Every Clever Update

Every clever update is a trap.

“I should inform the editor who cut my best passages of the broad opportunities offered by the oldest profession on earth.” When I post this as an update on Facebook, people react hysterically. Why? What is going on?

An American writer blocked me after saying that I am a bigot who hates women. But, did I even say that the editor is a woman? No. Even if it is true that the editor is a woman, does it follow that I hate women? No. I was writing about someone who did something that is very wrong. If people are not truly sexist, they would know that the least important factor in all this is her gender.

But, why does it matter to them so much?  They see a reflection of themselves in her. When people indentify with someone, the facts of reality do not matter to them anymore. They have their judgment in their minds. Continue reading “Every Clever Update”

All Pain, No Gain

I “loved” School.

Imprisonment can be considered effective if people voluntarily submit to it. This is rare, but our schooling system is a close candidate. Much of what school forces you to do is intrinsically painful. Children have better uses for their time. Yet, they spend even up to two decades or more in school. Then, they do not have much of an option. In many parts of the world, schooling is free and compulsory.
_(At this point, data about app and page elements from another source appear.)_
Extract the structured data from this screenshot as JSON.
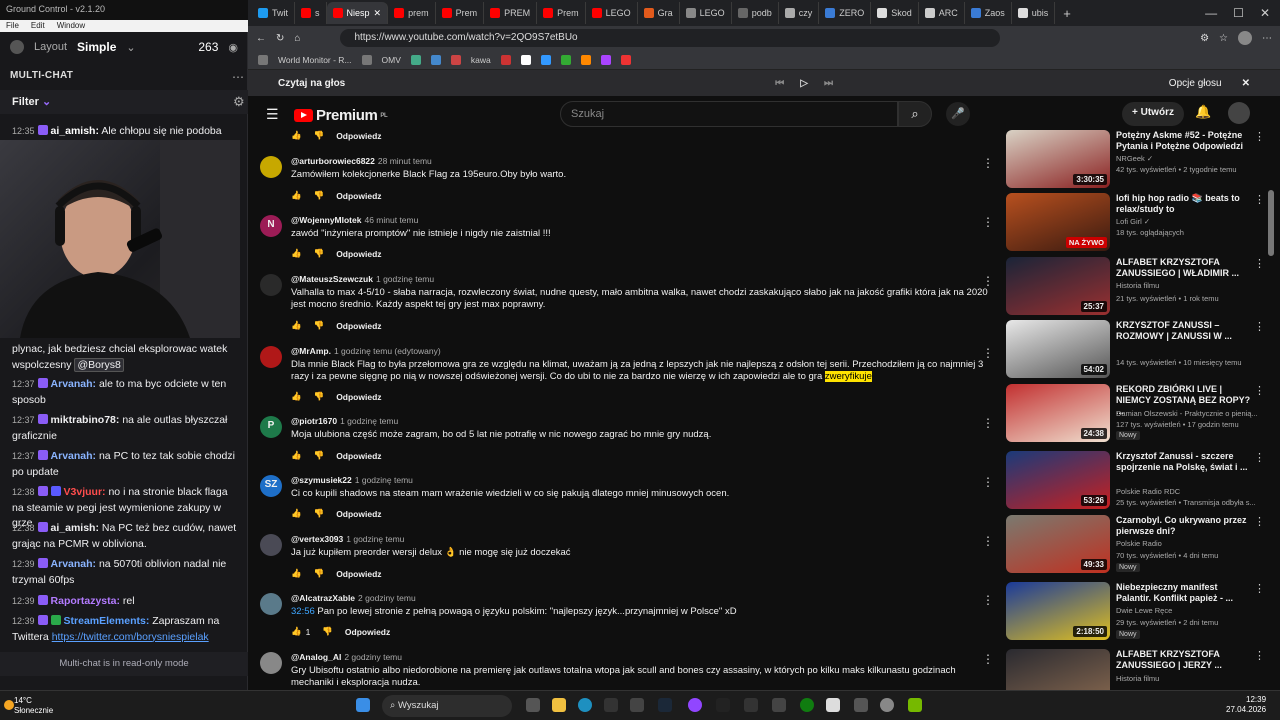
{
  "gc": {
    "title": "Ground Control - v2.1.20",
    "menu": [
      "File",
      "Edit",
      "Window"
    ],
    "layout_label": "Layout",
    "layout_value": "Simple",
    "viewers": "263",
    "panel_title": "MULTI-CHAT",
    "filter_label": "Filter",
    "readonly_text": "Multi-chat is in read-only mode",
    "messages": [
      {
        "time": "12:35",
        "user": "ai_amish:",
        "text": "Ale chłopu się nie podoba",
        "color": "#ffffff"
      },
      {
        "time": "",
        "user": "",
        "text": "plynac, jak bedziesz chcial eksplorowac watek wspolczesny",
        "mention": "@Borys8",
        "color": "#ffffff"
      },
      {
        "time": "12:37",
        "user": "Arvanah:",
        "text": "ale to ma byc odciete w ten sposob",
        "color": "#8ab4ff"
      },
      {
        "time": "12:37",
        "user": "miktrabino78:",
        "text": "na ale outlas błyszczał graficznie",
        "color": "#ffffff"
      },
      {
        "time": "12:37",
        "user": "Arvanah:",
        "text": "na PC to tez tak sobie chodzi po update",
        "color": "#8ab4ff"
      },
      {
        "time": "12:38",
        "user": "V3vjuur:",
        "text": "no i na stronie black flaga na steamie w pegi jest wymienione zakupy w grze",
        "color": "#ff4d4d"
      },
      {
        "time": "12:38",
        "user": "ai_amish:",
        "text": "Na PC też bez cudów, nawet grając na PCMR w obliviona.",
        "color": "#ffffff"
      },
      {
        "time": "12:39",
        "user": "Arvanah:",
        "text": "na 5070ti oblivion nadal nie trzymal 60fps",
        "color": "#8ab4ff"
      },
      {
        "time": "12:39",
        "user": "Raportazysta:",
        "text": "rel",
        "color": "#b37bff"
      },
      {
        "time": "12:39",
        "user": "StreamElements:",
        "text": "Zapraszam na Twittera",
        "link": "https://twitter.com/borysniespielak",
        "color": "#5aa0ff"
      }
    ]
  },
  "browser": {
    "tabs": [
      "Twit",
      "s",
      "Niesp",
      "prem",
      "Prem",
      "PREM",
      "Prem",
      "LEGO",
      "Gra",
      "LEGO",
      "podb",
      "czy",
      "ZERO",
      "Skod",
      "ARC",
      "Zaos",
      "ubis"
    ],
    "active_tab": 2,
    "url": "https://www.youtube.com/watch?v=2QO9S7etBUo",
    "bookmarks": [
      "World Monitor - R...",
      "OMV",
      "kawa"
    ],
    "read_aloud": "Czytaj na głos",
    "voice_options": "Opcje głosu"
  },
  "yt": {
    "logo": "Premium",
    "logo_sup": "PL",
    "search_placeholder": "Szukaj",
    "create": "Utwórz",
    "reply": "Odpowiedz",
    "comments": [
      {
        "user": "@arturborowiec6822",
        "time": "28 minut temu",
        "text": "Zamówiłem kolekcjonerke Black Flag za 195euro.Oby było warto.",
        "av": "#c7a800",
        "letter": ""
      },
      {
        "user": "@WojennyMlotek",
        "time": "46 minut temu",
        "text": "zawód \"inżyniera promptów\" nie istnieje i nigdy nie zaistnial !!!",
        "av": "#9c1c56",
        "letter": "N"
      },
      {
        "user": "@MateuszSzewczuk",
        "time": "1 godzinę temu",
        "text": "Valhalla to max 4-5/10 - słaba narracja, rozwleczony świat, nudne questy, mało ambitna walka, nawet chodzi zaskakująco słabo jak na jakość grafiki która jak na 2020 jest mocno średnio. Każdy aspekt tej gry jest max poprawny.",
        "av": "#333",
        "letter": ""
      },
      {
        "user": "@MrAmp.",
        "time": "1 godzinę temu (edytowany)",
        "text": "Dla mnie Black Flag to była przełomowa gra ze względu na klimat, uważam ją za jedną z lepszych jak nie najlepszą z odsłon tej serii. Przechodziłem ją co najmniej 3 razy i za pewne sięgnę po nią w nowszej odświeżonej wersji. Co do ubi to nie za bardzo nie wierzę w ich zapowiedzi ale to gra ",
        "highlight": "zweryfikuje",
        "av": "#b01818",
        "letter": ""
      },
      {
        "user": "@piotr1670",
        "time": "1 godzinę temu",
        "text": "Moja ulubiona część może zagram, bo od 5 lat nie potrafię w nic nowego zagrać bo mnie gry nudzą.",
        "av": "#1e7a4a",
        "letter": "P"
      },
      {
        "user": "@szymusiek22",
        "time": "1 godzinę temu",
        "text": "Ci co kupili shadows na steam mam wrażenie wiedzieli w co się pakują dlatego mniej minusowych ocen.",
        "av": "#1e6fc8",
        "letter": "SZ"
      },
      {
        "user": "@vertex3093",
        "time": "1 godzinę temu",
        "text": "Ja już kupiłem preorder wersji delux 👌 nie mogę się już doczekać",
        "av": "#555",
        "letter": ""
      },
      {
        "user": "@AlcatrazXable",
        "time": "2 godziny temu",
        "ts": "32:56",
        "text": " Pan po lewej stronie z pełną powagą o języku polskim: \"najlepszy język...przynajmniej w Polsce\" xD",
        "likes": "1",
        "av": "#5a7a8a",
        "letter": ""
      },
      {
        "user": "@Analog_AI",
        "time": "2 godziny temu",
        "text": "Gry Ubisoftu  ostatnio albo niedorobione na premierę jak outlaws  totalna wtopa jak scull and bones czy assasiny, w których  po kilku maks kilkunastu godzinach mechaniki i eksploracja nudza.",
        "av": "#888",
        "letter": ""
      }
    ],
    "videos": [
      {
        "title": "Potężny Askme #52 - Potężne Pytania i Potężne Odpowiedzi",
        "channel": "NRGeek ✓",
        "meta": "42 tys. wyświetleń • 2 tygodnie temu",
        "dur": "3:30:35",
        "c1": "#d9d2c5",
        "c2": "#8a2020"
      },
      {
        "title": "lofi hip hop radio 📚 beats to relax/study to",
        "channel": "Lofi Girl ✓",
        "meta": "18 tys. oglądających",
        "live": "NA ŻYWO",
        "c1": "#b8501f",
        "c2": "#3a1a10"
      },
      {
        "title": "ALFABET KRZYSZTOFA ZANUSSIEGO | WŁADIMIR ...",
        "channel": "Historia filmu",
        "meta": "21 tys. wyświetleń • 1 rok temu",
        "dur": "25:37",
        "c1": "#1a2438",
        "c2": "#9a3030"
      },
      {
        "title": "KRZYSZTOF ZANUSSI – ROZMOWY | ZANUSSI W ...",
        "channel": "",
        "meta": "14 tys. wyświetleń • 10 miesięcy temu",
        "dur": "54:02",
        "c1": "#e8e8e8",
        "c2": "#555"
      },
      {
        "title": "REKORD ZBIÓRKI LIVE | NIEMCY ZOSTANĄ BEZ ROPY? ...",
        "channel": "Damian Olszewski - Praktycznie o pienią...",
        "meta": "127 tys. wyświetleń • 17 godzin temu",
        "new": "Nowy",
        "dur": "24:38",
        "c1": "#c23030",
        "c2": "#f0e0d0"
      },
      {
        "title": "Krzysztof Zanussi - szczere spojrzenie na Polskę, świat i ...",
        "channel": "Polskie Radio RDC",
        "meta": "25 tys. wyświetleń • Transmisja odbyła s...",
        "dur": "53:26",
        "c1": "#1a3a7a",
        "c2": "#c82020"
      },
      {
        "title": "Czarnobyl. Co ukrywano przez pierwsze dni?",
        "channel": "Polskie Radio",
        "meta": "70 tys. wyświetleń • 4 dni temu",
        "new": "Nowy",
        "dur": "49:33",
        "c1": "#7a7a70",
        "c2": "#c03020"
      },
      {
        "title": "Niebezpieczny manifest Palantir. Konflikt papież - ...",
        "channel": "Dwie Lewe Ręce",
        "meta": "29 tys. wyświetleń • 2 dni temu",
        "new": "Nowy",
        "dur": "2:18:50",
        "c1": "#1a3a9a",
        "c2": "#e0c020"
      },
      {
        "title": "ALFABET KRZYSZTOFA ZANUSSIEGO | JERZY ...",
        "channel": "Historia filmu",
        "meta": "",
        "dur": "",
        "c1": "#2a2a30",
        "c2": "#8a6a50"
      }
    ]
  },
  "taskbar": {
    "temp": "14°C",
    "weather": "Słonecznie",
    "search": "Wyszukaj",
    "time": "12:39",
    "date": "27.04.2026"
  }
}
The convicts in the penitentiary almost never ask for an extension of their prison sentence. But, the brightest students often want to extend their term in school. When they graduate, they look back at their school days through rose-colored glasses. In a sane world, young men would be hesitant to admit that they have wasted much of their time in useless pursuits. But, the workplace rewards people who have jumped through more academic hoops. Continue reading “All Pain, No Gain”